EXERCISE MATERIAL
----

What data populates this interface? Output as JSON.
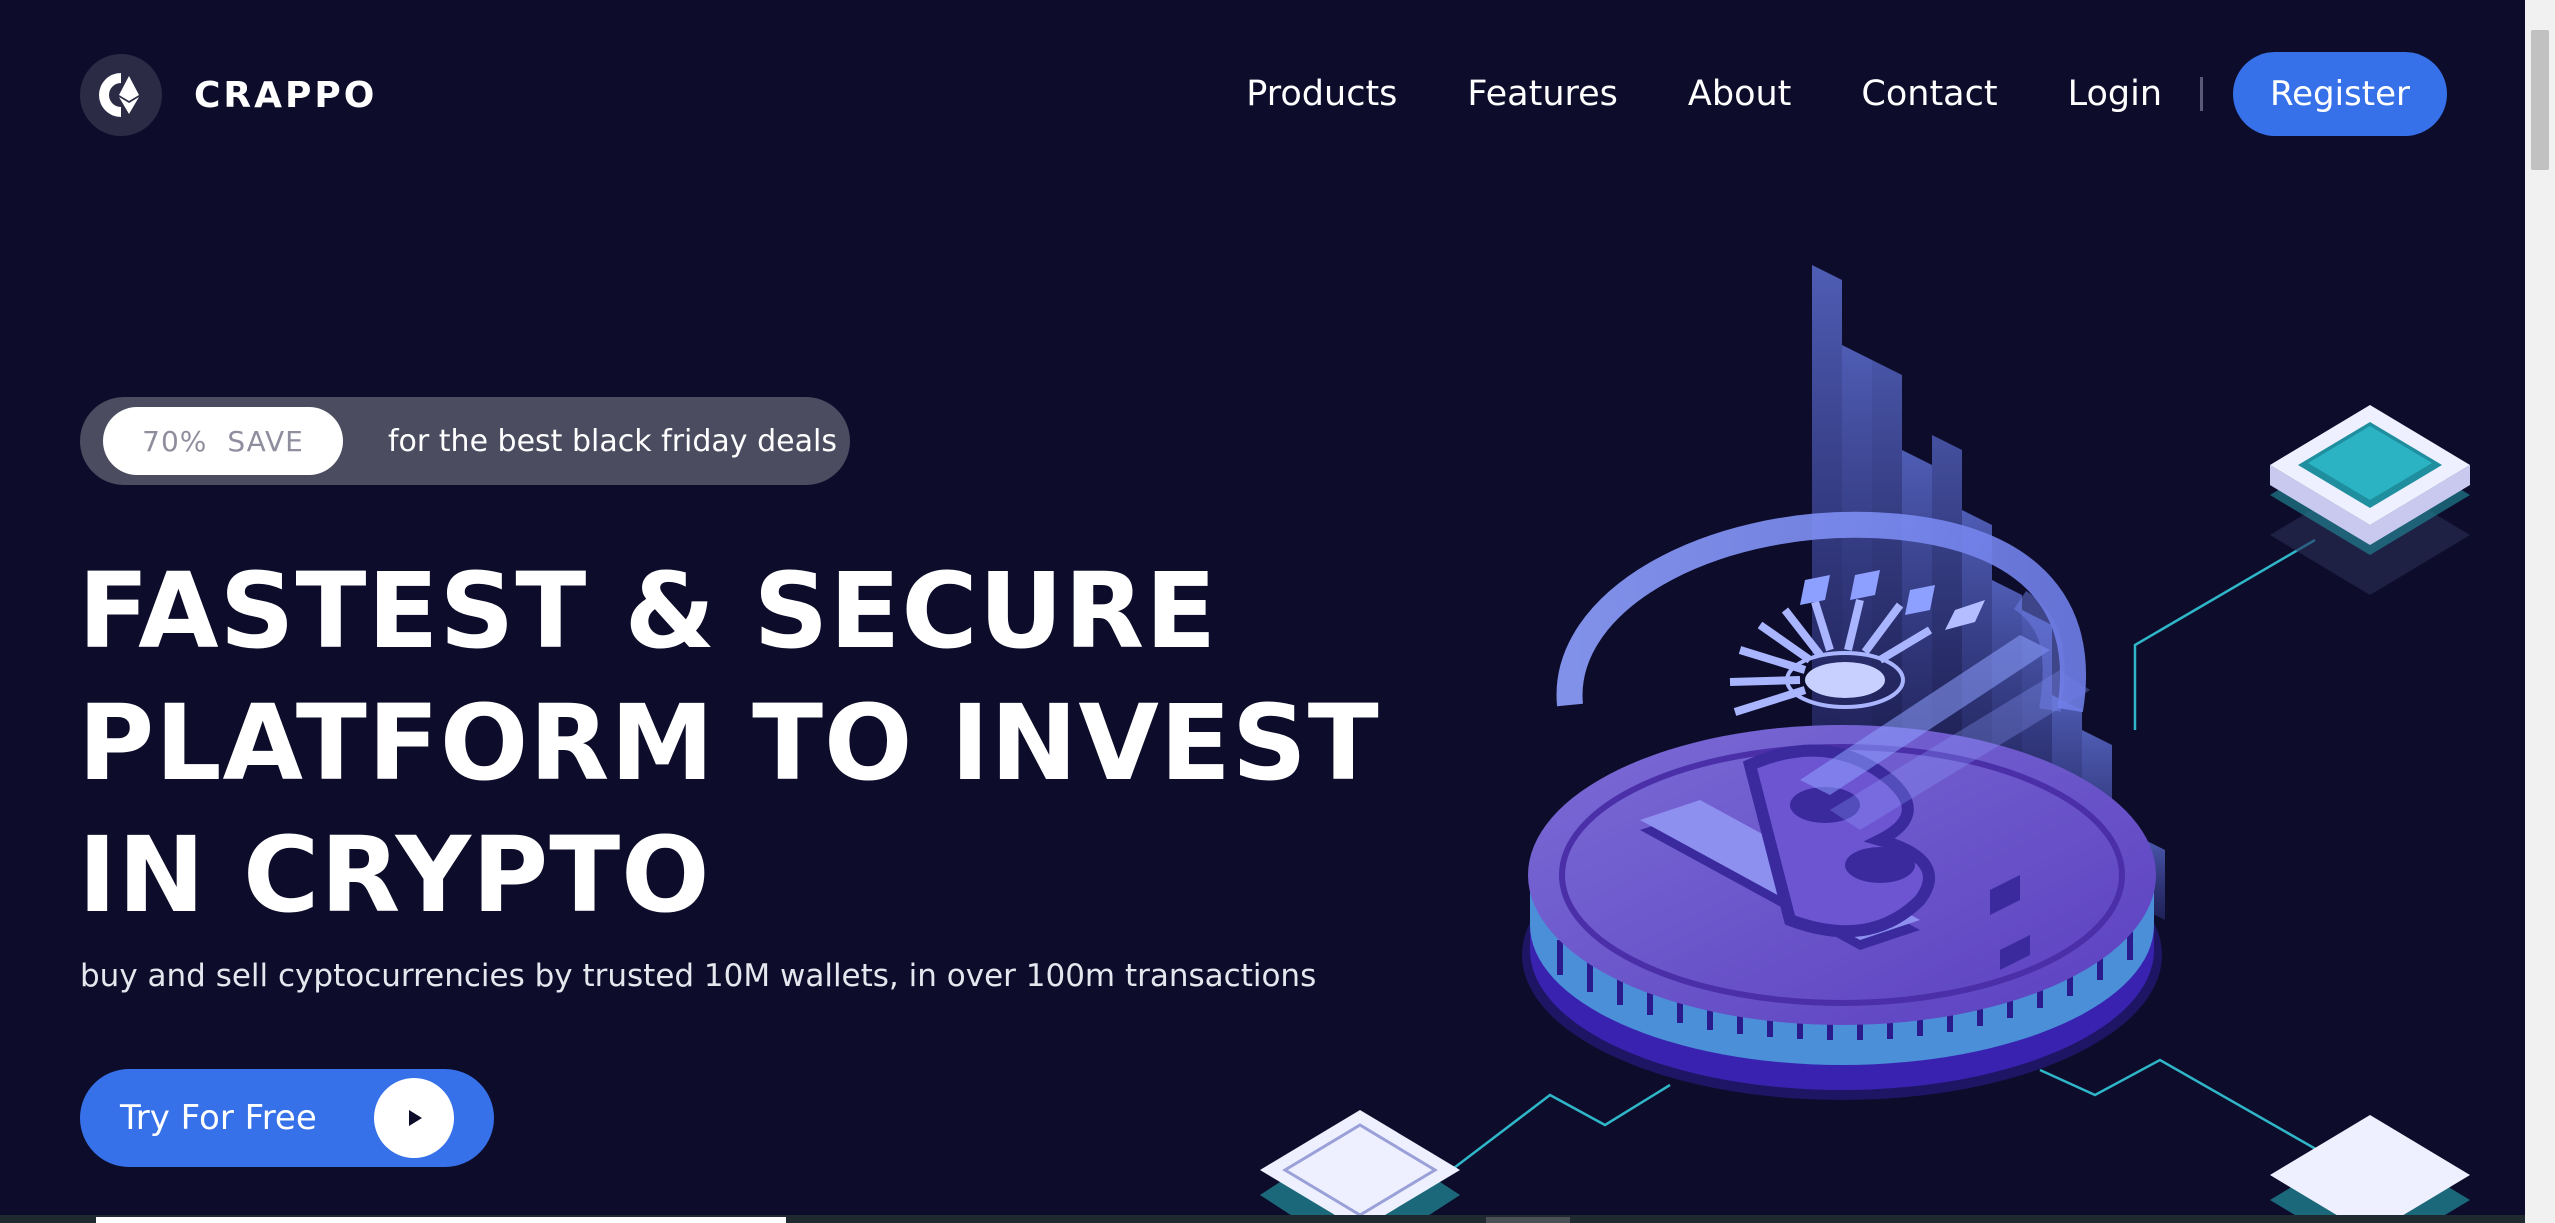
{
  "brand": {
    "name": "CRAPPO",
    "logo_icon": "ethereum-logo-icon"
  },
  "nav": {
    "items": [
      {
        "label": "Products"
      },
      {
        "label": "Features"
      },
      {
        "label": "About"
      },
      {
        "label": "Contact"
      },
      {
        "label": "Login"
      }
    ],
    "register_label": "Register"
  },
  "promo": {
    "percent": "70%",
    "save": "SAVE",
    "text": "for the best black friday deals"
  },
  "hero": {
    "headline_lines": [
      "FASTEST & SECURE",
      "PLATFORM TO INVEST",
      "IN CRYPTO"
    ],
    "subtext": "buy and sell cyptocurrencies by trusted 10M wallets, in over 100m transactions",
    "cta_label": "Try For Free",
    "cta_icon": "play-icon"
  },
  "illustration": {
    "name": "isometric-bitcoin-coin-illustration"
  },
  "colors": {
    "background": "#0d0d2b",
    "accent": "#3671e9",
    "promo_pill": "#4b4c60"
  }
}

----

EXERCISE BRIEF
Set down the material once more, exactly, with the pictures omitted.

ANSWER TO THE EXERCISE
What data populates this interface? Output as JSON.
{
  "brand": {
    "name": "CRAPPO",
    "logo_icon": "ethereum-logo-icon"
  },
  "nav": {
    "items": [
      {
        "label": "Products"
      },
      {
        "label": "Features"
      },
      {
        "label": "About"
      },
      {
        "label": "Contact"
      },
      {
        "label": "Login"
      }
    ],
    "register_label": "Register"
  },
  "promo": {
    "percent": "70%",
    "save": "SAVE",
    "text": "for the best black friday deals"
  },
  "hero": {
    "headline_lines": [
      "FASTEST & SECURE",
      "PLATFORM TO INVEST",
      "IN CRYPTO"
    ],
    "subtext": "buy and sell cyptocurrencies by trusted 10M wallets, in over 100m transactions",
    "cta_label": "Try For Free",
    "cta_icon": "play-icon"
  },
  "illustration": {
    "name": "isometric-bitcoin-coin-illustration"
  },
  "colors": {
    "background": "#0d0d2b",
    "accent": "#3671e9",
    "promo_pill": "#4b4c60"
  }
}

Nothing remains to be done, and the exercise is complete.